That price rise will cause a small cut in natural gas' share of total U.S. generation from 34% in 2016 to 32% in 2017. Coal-fired power generation will increase 2 percentage points to 32% of U.S. generation in 2017. By 2018, the amount of new gas capacity will offset the effect of higher (compared to 2016) gas prices, resulting in gas gaining another 1 percentage point of capacity share to 33% of total U.S. generation.

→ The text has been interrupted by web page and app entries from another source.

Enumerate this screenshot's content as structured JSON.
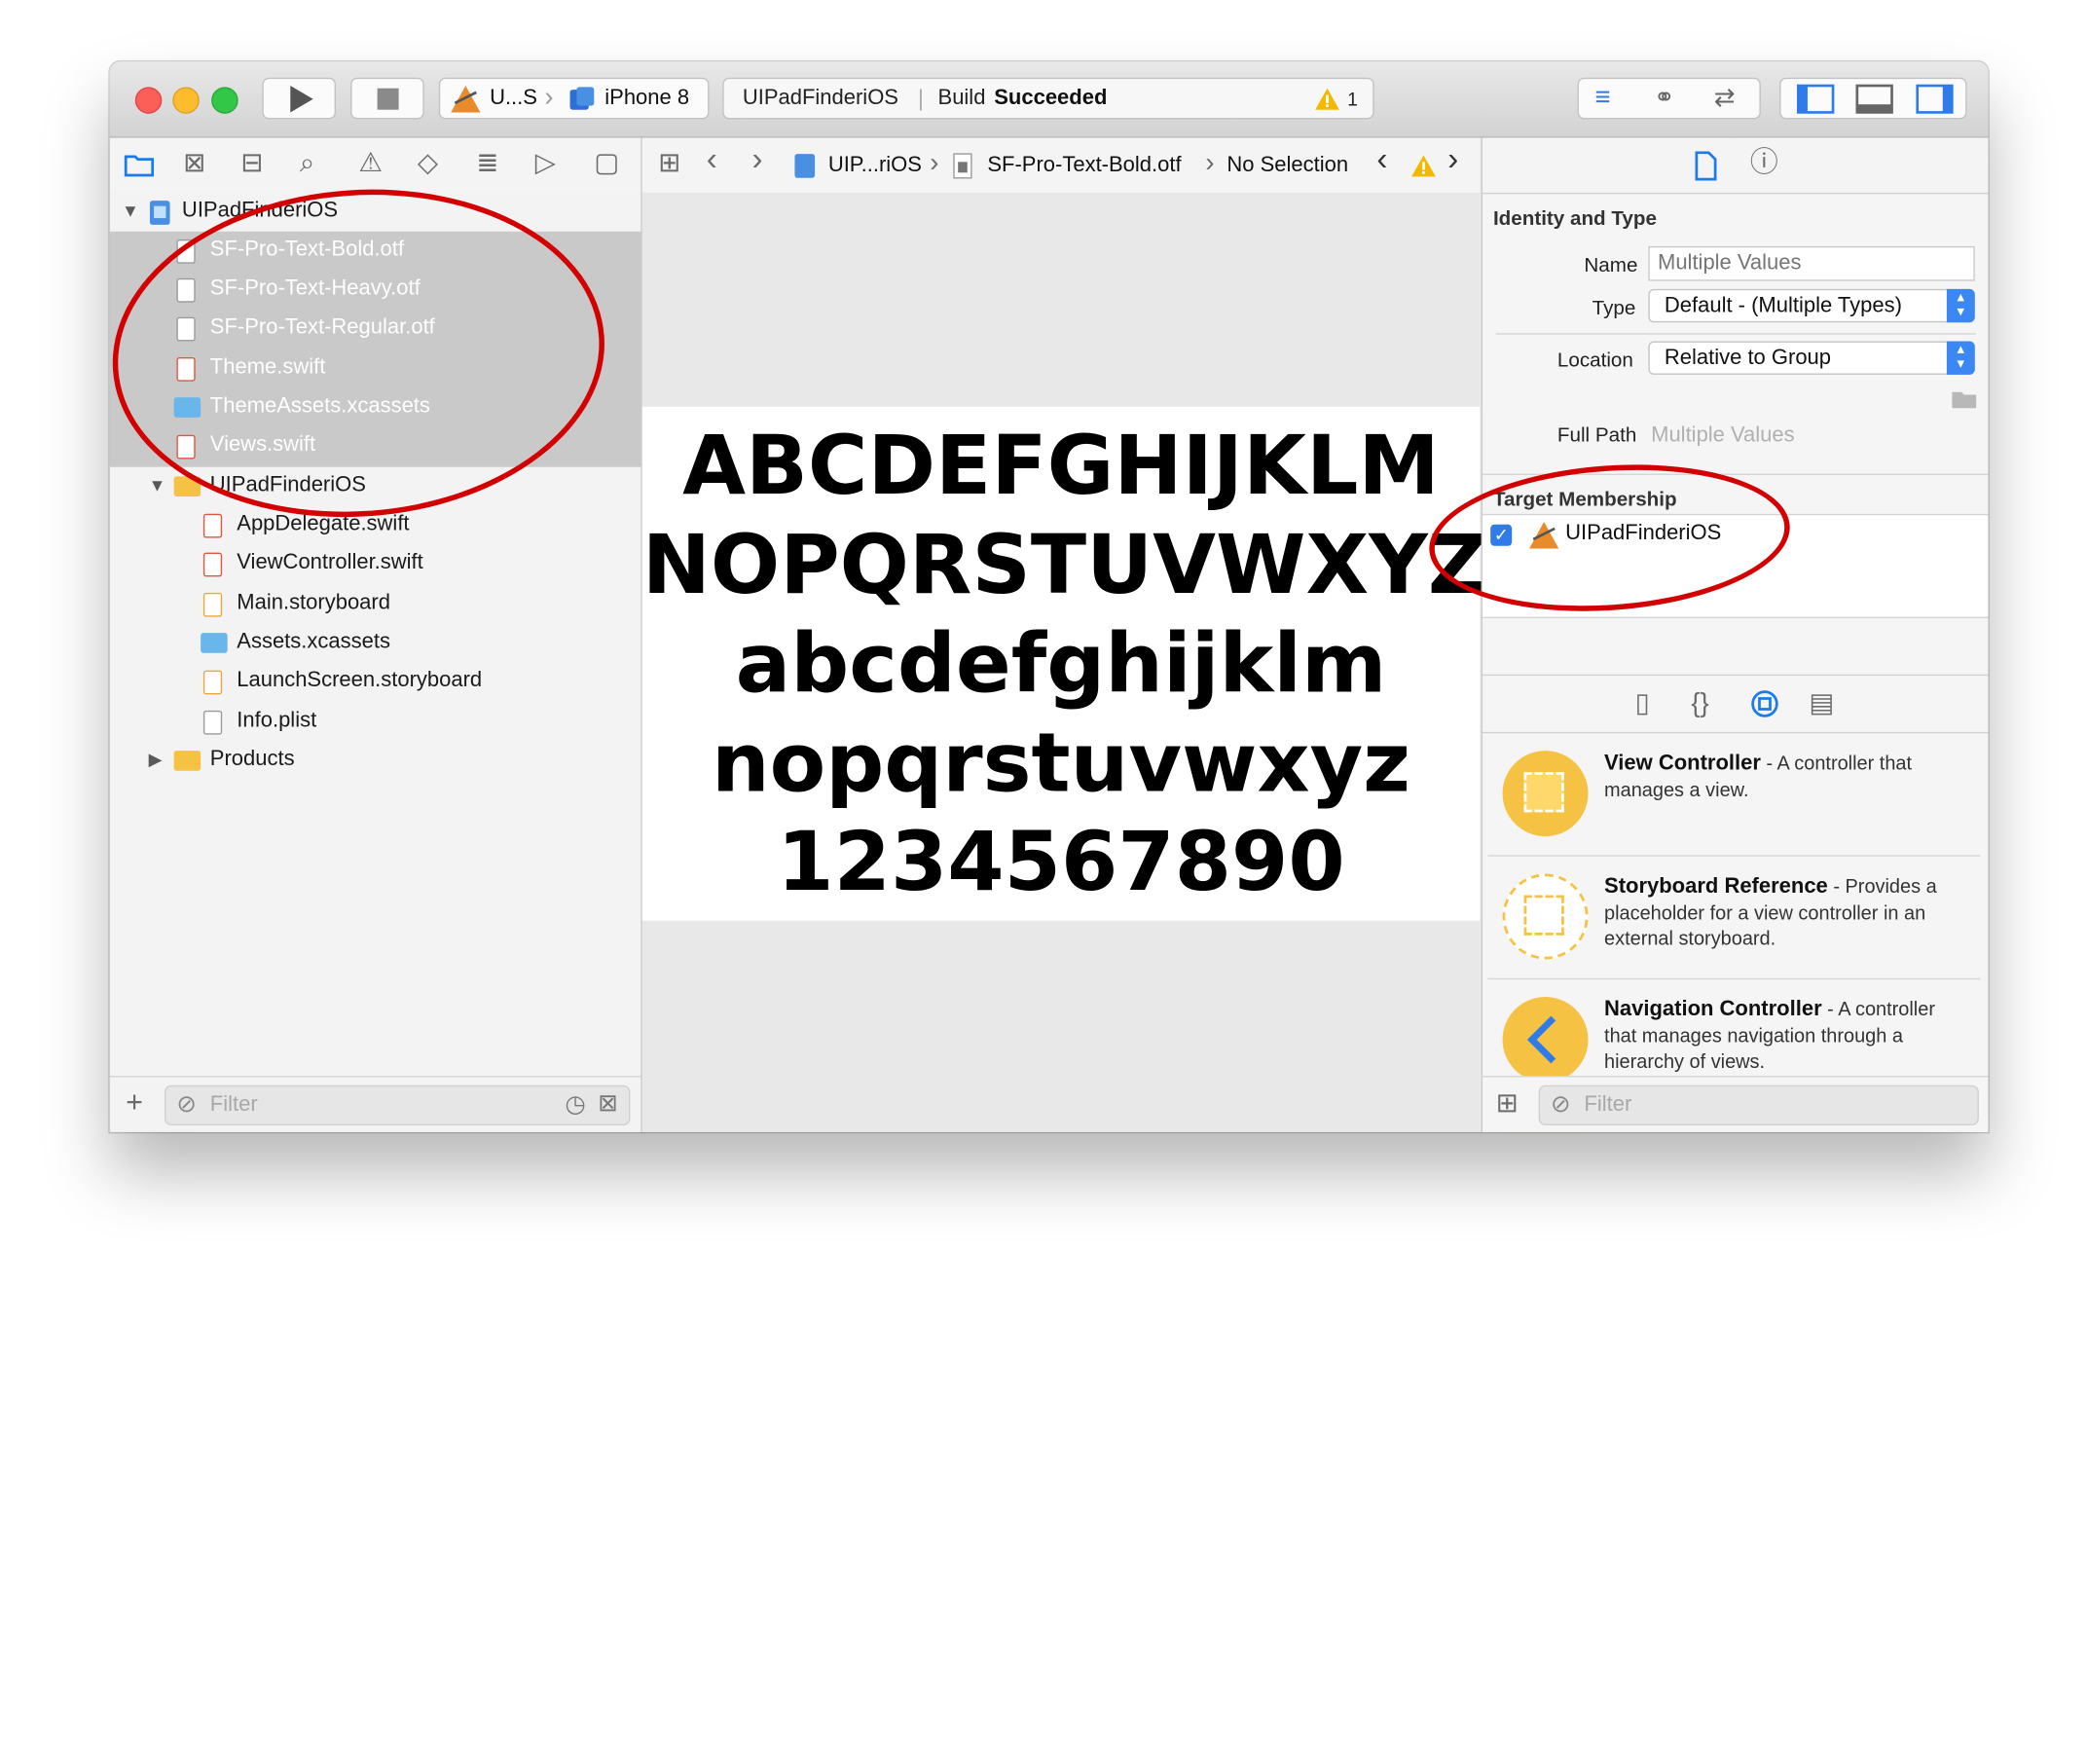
{
  "toolbar": {
    "scheme_name": "U...S",
    "device_name": "iPhone 8",
    "activity_project": "UIPadFinderiOS",
    "activity_build_prefix": "Build",
    "activity_build_status": "Succeeded",
    "warning_count": "1"
  },
  "jumpbar": {
    "crumb_project": "UIP...riOS",
    "crumb_file": "SF-Pro-Text-Bold.otf",
    "crumb_selection": "No Selection"
  },
  "navigator": {
    "project_root": "UIPadFinderiOS",
    "selected_files": [
      "SF-Pro-Text-Bold.otf",
      "SF-Pro-Text-Heavy.otf",
      "SF-Pro-Text-Regular.otf",
      "Theme.swift",
      "ThemeAssets.xcassets",
      "Views.swift"
    ],
    "group_name": "UIPadFinderiOS",
    "group_files": [
      "AppDelegate.swift",
      "ViewController.swift",
      "Main.storyboard",
      "Assets.xcassets",
      "LaunchScreen.storyboard",
      "Info.plist"
    ],
    "products": "Products",
    "filter_placeholder": "Filter"
  },
  "editor": {
    "glyph_lines": [
      "ABCDEFGHIJKLM",
      "NOPQRSTUVWXYZ",
      "abcdefghijklm",
      "nopqrstuvwxyz",
      "1234567890"
    ]
  },
  "inspector": {
    "section_identity": "Identity and Type",
    "name_label": "Name",
    "name_placeholder": "Multiple Values",
    "type_label": "Type",
    "type_value": "Default - (Multiple Types)",
    "location_label": "Location",
    "location_value": "Relative to Group",
    "fullpath_label": "Full Path",
    "fullpath_value": "Multiple Values",
    "section_target": "Target Membership",
    "target_name": "UIPadFinderiOS",
    "target_checked": true
  },
  "library": {
    "items": [
      {
        "title": "View Controller",
        "desc": " - A controller that manages a view."
      },
      {
        "title": "Storyboard Reference",
        "desc": " - Provides a placeholder for a view controller in an external storyboard."
      },
      {
        "title": "Navigation Controller",
        "desc": " - A controller that manages navigation through a hierarchy of views."
      }
    ],
    "filter_placeholder": "Filter"
  },
  "colors": {
    "selection_gray": "#c9c9c9",
    "accent_blue": "#1d7be8",
    "library_yellow": "#f6c244",
    "annotation_red": "#d20000",
    "warning_yellow": "#f3b800"
  }
}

The EIA said gas-fired power plants can be quickly planned, permitted and built, but rising gas prices in 2017 could lead developers to postpone or cancel planned additions. "Construction timelines for these plants are relatively short: more than half of the natural gas-fired generating capacity scheduled to come online in 2017 and 2018 was not yet under construction as of October 2016," EIA said.